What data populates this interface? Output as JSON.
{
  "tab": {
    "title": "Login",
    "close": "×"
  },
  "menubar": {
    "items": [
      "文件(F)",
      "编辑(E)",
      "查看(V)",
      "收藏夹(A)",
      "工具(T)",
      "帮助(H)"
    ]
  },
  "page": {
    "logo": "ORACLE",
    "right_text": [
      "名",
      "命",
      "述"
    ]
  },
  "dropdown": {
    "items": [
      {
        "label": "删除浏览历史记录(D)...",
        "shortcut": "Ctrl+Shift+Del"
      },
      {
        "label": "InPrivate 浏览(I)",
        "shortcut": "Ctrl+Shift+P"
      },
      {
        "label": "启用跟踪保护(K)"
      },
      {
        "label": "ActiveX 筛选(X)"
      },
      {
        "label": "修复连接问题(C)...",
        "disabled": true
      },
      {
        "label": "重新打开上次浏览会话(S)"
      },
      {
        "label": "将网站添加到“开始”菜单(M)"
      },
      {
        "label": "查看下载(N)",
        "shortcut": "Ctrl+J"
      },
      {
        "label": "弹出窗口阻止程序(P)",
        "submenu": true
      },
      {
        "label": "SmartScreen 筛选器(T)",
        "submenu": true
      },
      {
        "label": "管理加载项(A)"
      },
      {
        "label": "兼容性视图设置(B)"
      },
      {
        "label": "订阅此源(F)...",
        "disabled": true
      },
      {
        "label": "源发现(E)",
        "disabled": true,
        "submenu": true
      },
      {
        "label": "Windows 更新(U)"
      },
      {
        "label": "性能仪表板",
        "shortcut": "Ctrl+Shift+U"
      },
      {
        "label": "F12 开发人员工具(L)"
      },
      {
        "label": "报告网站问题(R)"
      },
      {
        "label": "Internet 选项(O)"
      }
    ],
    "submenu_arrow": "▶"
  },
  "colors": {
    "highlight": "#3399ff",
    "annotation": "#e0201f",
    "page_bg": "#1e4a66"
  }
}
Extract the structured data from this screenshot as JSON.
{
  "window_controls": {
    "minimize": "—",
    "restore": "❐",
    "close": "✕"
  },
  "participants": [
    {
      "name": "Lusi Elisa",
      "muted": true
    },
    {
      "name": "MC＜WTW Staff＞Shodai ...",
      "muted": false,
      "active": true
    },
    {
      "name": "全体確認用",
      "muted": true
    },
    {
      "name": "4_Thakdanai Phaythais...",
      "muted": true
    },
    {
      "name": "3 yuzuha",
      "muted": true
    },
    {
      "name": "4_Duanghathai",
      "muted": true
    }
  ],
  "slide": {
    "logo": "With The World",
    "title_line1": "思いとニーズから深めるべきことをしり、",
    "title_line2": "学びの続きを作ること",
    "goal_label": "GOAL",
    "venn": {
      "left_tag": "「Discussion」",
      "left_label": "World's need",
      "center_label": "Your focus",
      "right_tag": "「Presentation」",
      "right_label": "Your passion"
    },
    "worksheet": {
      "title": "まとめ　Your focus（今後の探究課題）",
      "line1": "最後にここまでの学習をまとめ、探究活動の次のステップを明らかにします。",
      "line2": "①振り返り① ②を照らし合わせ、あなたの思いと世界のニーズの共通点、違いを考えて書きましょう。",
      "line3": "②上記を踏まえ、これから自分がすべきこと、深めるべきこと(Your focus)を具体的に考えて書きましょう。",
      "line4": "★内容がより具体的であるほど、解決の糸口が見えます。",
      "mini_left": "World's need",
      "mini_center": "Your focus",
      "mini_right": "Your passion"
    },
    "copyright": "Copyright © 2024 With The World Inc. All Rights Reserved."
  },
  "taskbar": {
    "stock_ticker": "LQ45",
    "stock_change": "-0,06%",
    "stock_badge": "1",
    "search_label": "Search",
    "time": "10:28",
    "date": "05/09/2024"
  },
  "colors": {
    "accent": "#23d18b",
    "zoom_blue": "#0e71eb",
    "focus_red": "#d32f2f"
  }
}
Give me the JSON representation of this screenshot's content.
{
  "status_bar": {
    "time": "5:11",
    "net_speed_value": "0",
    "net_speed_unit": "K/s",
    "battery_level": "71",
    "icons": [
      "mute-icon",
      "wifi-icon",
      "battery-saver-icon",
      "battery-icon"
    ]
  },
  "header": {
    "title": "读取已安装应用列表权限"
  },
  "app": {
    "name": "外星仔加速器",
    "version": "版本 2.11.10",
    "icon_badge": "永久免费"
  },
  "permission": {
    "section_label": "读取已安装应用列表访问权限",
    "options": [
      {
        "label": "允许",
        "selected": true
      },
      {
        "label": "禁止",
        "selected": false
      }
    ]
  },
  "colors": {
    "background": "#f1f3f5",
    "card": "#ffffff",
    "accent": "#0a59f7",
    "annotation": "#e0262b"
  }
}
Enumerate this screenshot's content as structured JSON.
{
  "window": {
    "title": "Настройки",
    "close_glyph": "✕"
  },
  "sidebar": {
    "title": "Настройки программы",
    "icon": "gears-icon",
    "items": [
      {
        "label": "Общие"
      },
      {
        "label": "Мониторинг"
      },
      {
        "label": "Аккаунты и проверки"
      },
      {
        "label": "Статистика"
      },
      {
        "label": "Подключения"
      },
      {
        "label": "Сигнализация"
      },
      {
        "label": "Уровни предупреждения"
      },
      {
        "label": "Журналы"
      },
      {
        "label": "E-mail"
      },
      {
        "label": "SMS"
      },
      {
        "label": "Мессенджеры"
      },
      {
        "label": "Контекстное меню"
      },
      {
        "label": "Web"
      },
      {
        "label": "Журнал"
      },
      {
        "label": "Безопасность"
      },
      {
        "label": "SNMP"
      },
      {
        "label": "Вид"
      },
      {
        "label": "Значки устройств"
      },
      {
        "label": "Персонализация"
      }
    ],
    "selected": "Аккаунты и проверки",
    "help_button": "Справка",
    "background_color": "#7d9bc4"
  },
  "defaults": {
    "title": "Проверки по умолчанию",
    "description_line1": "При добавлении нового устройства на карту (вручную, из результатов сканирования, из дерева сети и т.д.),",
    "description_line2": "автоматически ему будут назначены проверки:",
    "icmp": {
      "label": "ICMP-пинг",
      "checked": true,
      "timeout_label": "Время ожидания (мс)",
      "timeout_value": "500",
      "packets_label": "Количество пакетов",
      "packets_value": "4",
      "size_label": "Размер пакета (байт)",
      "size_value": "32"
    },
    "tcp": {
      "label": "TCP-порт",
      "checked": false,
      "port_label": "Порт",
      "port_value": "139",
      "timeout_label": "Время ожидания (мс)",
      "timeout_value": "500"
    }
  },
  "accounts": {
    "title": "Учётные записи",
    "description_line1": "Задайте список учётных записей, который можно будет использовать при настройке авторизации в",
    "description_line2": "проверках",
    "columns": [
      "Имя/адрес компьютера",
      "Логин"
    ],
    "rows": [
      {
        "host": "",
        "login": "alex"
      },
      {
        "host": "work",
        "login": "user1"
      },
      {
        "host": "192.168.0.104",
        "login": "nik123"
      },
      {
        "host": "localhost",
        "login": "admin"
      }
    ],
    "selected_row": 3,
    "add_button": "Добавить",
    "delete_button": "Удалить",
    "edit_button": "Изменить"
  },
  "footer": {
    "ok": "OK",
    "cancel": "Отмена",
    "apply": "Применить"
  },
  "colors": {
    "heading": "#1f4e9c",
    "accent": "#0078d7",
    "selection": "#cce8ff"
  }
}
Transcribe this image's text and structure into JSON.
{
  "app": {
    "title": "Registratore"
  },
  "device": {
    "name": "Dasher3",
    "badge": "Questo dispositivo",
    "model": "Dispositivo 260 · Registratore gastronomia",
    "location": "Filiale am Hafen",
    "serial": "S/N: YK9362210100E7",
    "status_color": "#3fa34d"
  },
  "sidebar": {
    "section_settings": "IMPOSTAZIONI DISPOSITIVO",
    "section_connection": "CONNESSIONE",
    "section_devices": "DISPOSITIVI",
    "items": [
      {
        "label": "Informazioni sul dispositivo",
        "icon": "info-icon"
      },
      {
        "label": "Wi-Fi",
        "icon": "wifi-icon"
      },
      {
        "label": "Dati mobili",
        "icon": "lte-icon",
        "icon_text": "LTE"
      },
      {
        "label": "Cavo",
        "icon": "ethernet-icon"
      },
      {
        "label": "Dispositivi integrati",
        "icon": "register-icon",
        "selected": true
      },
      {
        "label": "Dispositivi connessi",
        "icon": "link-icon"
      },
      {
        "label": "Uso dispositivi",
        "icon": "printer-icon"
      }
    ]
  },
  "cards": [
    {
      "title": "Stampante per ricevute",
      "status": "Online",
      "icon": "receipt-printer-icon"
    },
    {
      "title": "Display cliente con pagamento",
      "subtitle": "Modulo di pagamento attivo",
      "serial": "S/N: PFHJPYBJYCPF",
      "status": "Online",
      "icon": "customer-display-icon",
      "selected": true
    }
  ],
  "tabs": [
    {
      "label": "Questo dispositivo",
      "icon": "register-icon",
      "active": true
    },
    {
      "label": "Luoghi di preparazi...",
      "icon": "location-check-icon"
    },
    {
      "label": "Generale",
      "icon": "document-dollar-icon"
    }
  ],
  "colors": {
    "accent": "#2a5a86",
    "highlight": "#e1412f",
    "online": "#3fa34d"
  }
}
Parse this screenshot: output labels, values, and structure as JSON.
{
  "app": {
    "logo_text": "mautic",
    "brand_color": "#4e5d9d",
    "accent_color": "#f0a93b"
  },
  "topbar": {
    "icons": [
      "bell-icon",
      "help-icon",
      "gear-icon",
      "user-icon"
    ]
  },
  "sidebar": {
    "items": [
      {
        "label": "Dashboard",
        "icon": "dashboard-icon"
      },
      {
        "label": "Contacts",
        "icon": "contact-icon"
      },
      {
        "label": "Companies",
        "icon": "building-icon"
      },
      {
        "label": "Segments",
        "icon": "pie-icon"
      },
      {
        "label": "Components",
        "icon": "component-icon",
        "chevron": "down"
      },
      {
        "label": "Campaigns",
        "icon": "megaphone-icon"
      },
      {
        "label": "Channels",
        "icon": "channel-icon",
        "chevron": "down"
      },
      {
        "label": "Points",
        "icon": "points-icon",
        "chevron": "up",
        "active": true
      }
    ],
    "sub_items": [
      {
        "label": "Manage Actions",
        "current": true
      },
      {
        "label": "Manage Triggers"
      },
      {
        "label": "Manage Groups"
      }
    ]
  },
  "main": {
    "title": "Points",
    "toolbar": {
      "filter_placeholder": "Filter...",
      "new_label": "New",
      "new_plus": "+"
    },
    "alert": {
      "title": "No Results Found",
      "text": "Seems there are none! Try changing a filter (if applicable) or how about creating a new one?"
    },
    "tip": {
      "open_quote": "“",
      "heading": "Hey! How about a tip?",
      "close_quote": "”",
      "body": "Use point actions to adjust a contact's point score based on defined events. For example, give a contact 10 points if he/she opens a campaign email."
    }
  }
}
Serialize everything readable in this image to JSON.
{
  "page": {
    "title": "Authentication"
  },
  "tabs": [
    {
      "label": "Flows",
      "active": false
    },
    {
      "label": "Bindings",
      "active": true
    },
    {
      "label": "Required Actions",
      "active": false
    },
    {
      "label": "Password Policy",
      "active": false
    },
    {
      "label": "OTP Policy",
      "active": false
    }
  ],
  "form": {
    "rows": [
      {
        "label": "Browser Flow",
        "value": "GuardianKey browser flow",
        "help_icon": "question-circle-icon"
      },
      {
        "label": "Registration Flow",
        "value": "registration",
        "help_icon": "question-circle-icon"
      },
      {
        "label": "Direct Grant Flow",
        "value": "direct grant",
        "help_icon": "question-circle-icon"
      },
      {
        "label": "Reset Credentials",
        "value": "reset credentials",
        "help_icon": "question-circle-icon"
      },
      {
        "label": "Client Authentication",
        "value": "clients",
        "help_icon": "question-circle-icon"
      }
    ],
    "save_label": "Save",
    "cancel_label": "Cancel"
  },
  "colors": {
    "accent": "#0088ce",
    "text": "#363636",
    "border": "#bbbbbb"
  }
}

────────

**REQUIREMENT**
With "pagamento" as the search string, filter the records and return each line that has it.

**SOLUTION FOR THIS EXERCISE**
      "title": "Display cliente con pagamento",
      "subtitle": "Modulo di pagamento attivo",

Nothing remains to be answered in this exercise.